The student media organization of California State University Northridge

Daily Sundial

The student media organization of California State University Northridge

Daily Sundial

The student media organization of California State University Northridge

Daily Sundial

Got a tip? Have something you need to tell us? Contact the Sundial

Loading Recent Classifieds...

The ban on too skinny models by Spanish gov’t

The example set by Spain in prohibiting extremely thin models is the beginning of a social awakening in setting standards of beauty. It is about time that someone put a stop to this unhealthy image of women and its repercussions on society.

Luisel Ramos died after a fashion show. She died trying to be thinner since she was told that if she lost some weight, her modeling career will improve. That she would “make it big,” as reported by police after her father told them that she had only been eating green leaves and Diet Coke for weeks.

This is only one account of many that we don’t hear about because the term anorexia and bulimia have become part of our everyday vocabulary. In extreme cases, the media glamorizes or trivializes accounts of these terrible disorders.

However, Spain said “enough” to this distorted, unhealthy and unrealistic view of beauty created by fashion. Last month the Spanish government introduced a ban on super-skinny models that would turn away underweight models. Their message was that many young women were trying to imitate the models by starving themselves. The Spanish government never blamed the designers and models but acknowledge that they had the responsibility to stop defining beauty in terms of size.

The United States should follow the example of Spain and put a stop to this epidemic of sticklike women. No one is naturally that skinny, unless you are dead and your body mass has been eaten by the worms. England and other countries are contemplating similar bans.

The fashion industry has to accept that images of healthier women would stop the thousands risking their lives to satisfy an distorted concept of beauty.

Madrid had the right to ban those models not only because their government sponsors the show, but because their citizens are concerned about the effects on young girls and society in general. Young women tend to imitate much of what the see in magazines and on television. In reality, however, only a very small part of the population look like the models we see. By setting a standard of beauty that only fits a small percent, we leave the entire population out.

When are we going to do the same; Well, since our government is too busy fighting unjustified wars, the responsibility falls on the media and the fashion industry.

The fashion industry has to find a balance and set a weight limit as Spain did. As a society we need to embrace a wider range of beauty.

Voluptuous bodies should not be regarded as fat. The same way some women are born slim, others are not, and that does not make them uglier. Having a sense of fashion should not include the heroine addict, anorexic look. Fashion should be about clothes, accessories and trends, not about weight.

Designers should also take responsibility for the models they choose; their clothes cannot look the same in every body type, so why not accommodate their designs to fit all women? Curvy and voluptuous women are as beautiful and sensuous as slim women and this fact needs to be reflected in fashion shows. The image of beauty that we see on television and in fashion shows does not reflect reality. As a consumer society we forget how real women really look.

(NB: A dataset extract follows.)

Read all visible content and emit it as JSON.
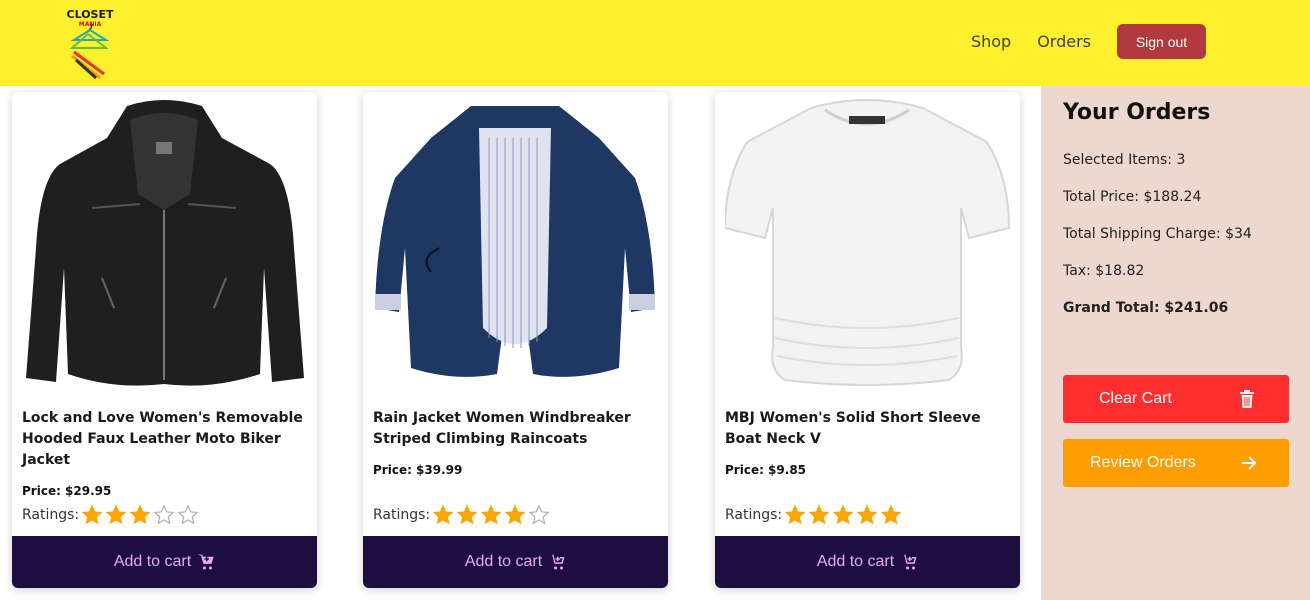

Beautiful women could also have large breast and curvy thighs or both. Beauty is an abstract concept. Death is not.

More to Discover